- **SUPPLIED INFORMATION**:
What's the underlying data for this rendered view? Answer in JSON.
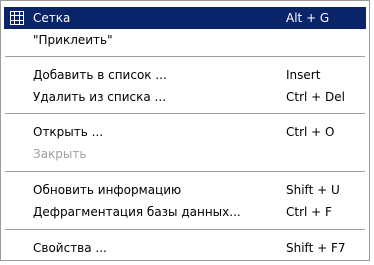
{
  "menu": {
    "items": [
      {
        "label": "Сетка",
        "shortcut": "Alt + G",
        "icon": "grid-icon"
      },
      {
        "label": "\"Приклеить\"",
        "shortcut": ""
      },
      {
        "label": "Добавить в список ...",
        "shortcut": "Insert"
      },
      {
        "label": "Удалить из списка ...",
        "shortcut": "Ctrl + Del"
      },
      {
        "label": "Открыть ...",
        "shortcut": "Ctrl + O"
      },
      {
        "label": "Закрыть",
        "shortcut": ""
      },
      {
        "label": "Обновить информацию",
        "shortcut": "Shift + U"
      },
      {
        "label": "Дефрагментация базы данных...",
        "shortcut": "Ctrl + F"
      },
      {
        "label": "Свойства ...",
        "shortcut": "Shift + F7"
      }
    ],
    "colors": {
      "highlight_bg": "#0a246a",
      "highlight_text": "#ffffff",
      "disabled_text": "#a0a0a0"
    }
  }
}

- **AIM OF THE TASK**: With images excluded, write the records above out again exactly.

- **ANSWER TO THE EXERCISE**:
What's the underlying data for this rendered view? Answer in JSON.
{
  "menu": {
    "items": [
      {
        "label": "Сетка",
        "shortcut": "Alt + G",
        "icon": "grid-icon"
      },
      {
        "label": "\"Приклеить\"",
        "shortcut": ""
      },
      {
        "label": "Добавить в список ...",
        "shortcut": "Insert"
      },
      {
        "label": "Удалить из списка ...",
        "shortcut": "Ctrl + Del"
      },
      {
        "label": "Открыть ...",
        "shortcut": "Ctrl + O"
      },
      {
        "label": "Закрыть",
        "shortcut": ""
      },
      {
        "label": "Обновить информацию",
        "shortcut": "Shift + U"
      },
      {
        "label": "Дефрагментация базы данных...",
        "shortcut": "Ctrl + F"
      },
      {
        "label": "Свойства ...",
        "shortcut": "Shift + F7"
      }
    ],
    "colors": {
      "highlight_bg": "#0a246a",
      "highlight_text": "#ffffff",
      "disabled_text": "#a0a0a0"
    }
  }
}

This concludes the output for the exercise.